John Fizel and Rodney Fort
College sports are big business. Major college coaches, such as basketball coach Mike Krzyzewski at Duke University or football coach Phillip Fulmer at the University of Tennessee, make headlines when their compensation packages exceed $1-2 million annually, making them the highest paid university and state employees. Coaches often earn additional income through sports camps, media shows, and athletic apparel endorsement contracts. Washington State University, a modestly funded major collegiate sports program, reported athletic revenue of $16.8 million for 1997-1998. 1 College athletic events are held in state-of-the-art facilities, like the University of Maryland basketball program's new $107 million dollar arena. The NCAA reports 2001-02 revenues of approximately $346 million from Division I sports, $14.6 million from Division II, and $11 million from Division III. Television contracts for Atlantic Coast, Big East, Big 10, Pac 10, and SEC conference football are valued at approximately $350 million, not including shares of the $140 million paid out from 1998 post-season Bowl games, while CBS just negotiated an 11-year, $6 billion contract to broadcast the NCAA Division I basketball tournament.

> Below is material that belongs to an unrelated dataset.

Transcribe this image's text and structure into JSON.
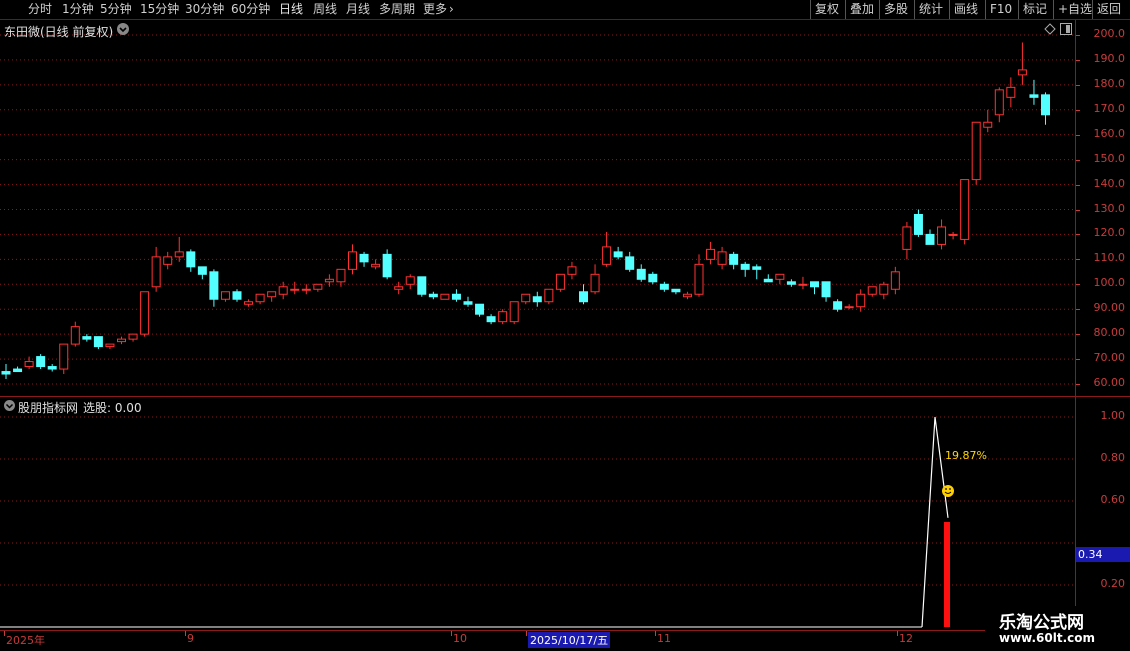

Where do, or should, these lucrative athletic ventures fit in the mission of higher education? To what extent is the central mission of creating an environment for learning and extending the frontiers of knowledge enhanced or limited by college sports? Are declarations by the NCAA to promote